━━━ Data under study ━━━
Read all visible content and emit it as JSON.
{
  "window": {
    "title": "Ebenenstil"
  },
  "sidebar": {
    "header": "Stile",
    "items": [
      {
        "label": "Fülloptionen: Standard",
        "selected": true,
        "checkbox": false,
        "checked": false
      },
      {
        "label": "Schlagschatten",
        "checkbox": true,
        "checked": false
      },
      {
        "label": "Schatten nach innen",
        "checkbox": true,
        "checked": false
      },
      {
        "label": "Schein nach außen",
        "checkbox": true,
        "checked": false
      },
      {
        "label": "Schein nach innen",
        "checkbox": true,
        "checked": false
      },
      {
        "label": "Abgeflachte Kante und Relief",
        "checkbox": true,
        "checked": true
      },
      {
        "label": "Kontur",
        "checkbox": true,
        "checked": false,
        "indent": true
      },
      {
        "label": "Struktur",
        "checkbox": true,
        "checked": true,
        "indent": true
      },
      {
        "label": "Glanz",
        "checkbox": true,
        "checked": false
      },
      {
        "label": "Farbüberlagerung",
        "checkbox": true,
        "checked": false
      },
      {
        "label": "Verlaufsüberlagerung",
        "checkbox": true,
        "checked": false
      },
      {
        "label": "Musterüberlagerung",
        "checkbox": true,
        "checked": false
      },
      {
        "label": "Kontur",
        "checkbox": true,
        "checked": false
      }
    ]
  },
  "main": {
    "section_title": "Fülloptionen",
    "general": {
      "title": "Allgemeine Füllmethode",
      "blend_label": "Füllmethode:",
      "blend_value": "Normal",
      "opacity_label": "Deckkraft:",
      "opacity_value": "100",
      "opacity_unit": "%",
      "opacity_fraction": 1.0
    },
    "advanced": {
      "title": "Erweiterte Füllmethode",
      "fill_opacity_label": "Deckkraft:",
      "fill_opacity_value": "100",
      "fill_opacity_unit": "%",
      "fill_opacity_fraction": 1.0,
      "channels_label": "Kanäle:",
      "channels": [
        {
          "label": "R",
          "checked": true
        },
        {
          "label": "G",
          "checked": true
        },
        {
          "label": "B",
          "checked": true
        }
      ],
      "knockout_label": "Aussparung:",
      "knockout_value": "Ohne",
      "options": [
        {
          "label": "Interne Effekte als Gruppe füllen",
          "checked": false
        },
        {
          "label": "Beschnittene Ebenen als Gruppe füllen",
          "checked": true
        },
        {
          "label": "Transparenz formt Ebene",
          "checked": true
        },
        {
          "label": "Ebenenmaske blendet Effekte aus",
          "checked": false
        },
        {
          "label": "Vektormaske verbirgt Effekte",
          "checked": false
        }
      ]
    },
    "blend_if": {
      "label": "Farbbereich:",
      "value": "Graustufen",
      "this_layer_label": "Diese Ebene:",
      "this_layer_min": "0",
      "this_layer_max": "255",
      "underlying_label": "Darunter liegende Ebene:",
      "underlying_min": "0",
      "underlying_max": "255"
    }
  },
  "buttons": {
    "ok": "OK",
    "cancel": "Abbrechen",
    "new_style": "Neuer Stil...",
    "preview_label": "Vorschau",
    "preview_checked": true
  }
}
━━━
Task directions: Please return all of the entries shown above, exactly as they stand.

Solution for this exercise:
Read all visible content and emit it as JSON.
{
  "window": {
    "title": "Ebenenstil"
  },
  "sidebar": {
    "header": "Stile",
    "items": [
      {
        "label": "Fülloptionen: Standard",
        "selected": true,
        "checkbox": false,
        "checked": false
      },
      {
        "label": "Schlagschatten",
        "checkbox": true,
        "checked": false
      },
      {
        "label": "Schatten nach innen",
        "checkbox": true,
        "checked": false
      },
      {
        "label": "Schein nach außen",
        "checkbox": true,
        "checked": false
      },
      {
        "label": "Schein nach innen",
        "checkbox": true,
        "checked": false
      },
      {
        "label": "Abgeflachte Kante und Relief",
        "checkbox": true,
        "checked": true
      },
      {
        "label": "Kontur",
        "checkbox": true,
        "checked": false,
        "indent": true
      },
      {
        "label": "Struktur",
        "checkbox": true,
        "checked": true,
        "indent": true
      },
      {
        "label": "Glanz",
        "checkbox": true,
        "checked": false
      },
      {
        "label": "Farbüberlagerung",
        "checkbox": true,
        "checked": false
      },
      {
        "label": "Verlaufsüberlagerung",
        "checkbox": true,
        "checked": false
      },
      {
        "label": "Musterüberlagerung",
        "checkbox": true,
        "checked": false
      },
      {
        "label": "Kontur",
        "checkbox": true,
        "checked": false
      }
    ]
  },
  "main": {
    "section_title": "Fülloptionen",
    "general": {
      "title": "Allgemeine Füllmethode",
      "blend_label": "Füllmethode:",
      "blend_value": "Normal",
      "opacity_label": "Deckkraft:",
      "opacity_value": "100",
      "opacity_unit": "%",
      "opacity_fraction": 1.0
    },
    "advanced": {
      "title": "Erweiterte Füllmethode",
      "fill_opacity_label": "Deckkraft:",
      "fill_opacity_value": "100",
      "fill_opacity_unit": "%",
      "fill_opacity_fraction": 1.0,
      "channels_label": "Kanäle:",
      "channels": [
        {
          "label": "R",
          "checked": true
        },
        {
          "label": "G",
          "checked": true
        },
        {
          "label": "B",
          "checked": true
        }
      ],
      "knockout_label": "Aussparung:",
      "knockout_value": "Ohne",
      "options": [
        {
          "label": "Interne Effekte als Gruppe füllen",
          "checked": false
        },
        {
          "label": "Beschnittene Ebenen als Gruppe füllen",
          "checked": true
        },
        {
          "label": "Transparenz formt Ebene",
          "checked": true
        },
        {
          "label": "Ebenenmaske blendet Effekte aus",
          "checked": false
        },
        {
          "label": "Vektormaske verbirgt Effekte",
          "checked": false
        }
      ]
    },
    "blend_if": {
      "label": "Farbbereich:",
      "value": "Graustufen",
      "this_layer_label": "Diese Ebene:",
      "this_layer_min": "0",
      "this_layer_max": "255",
      "underlying_label": "Darunter liegende Ebene:",
      "underlying_min": "0",
      "underlying_max": "255"
    }
  },
  "buttons": {
    "ok": "OK",
    "cancel": "Abbrechen",
    "new_style": "Neuer Stil...",
    "preview_label": "Vorschau",
    "preview_checked": true
  }
}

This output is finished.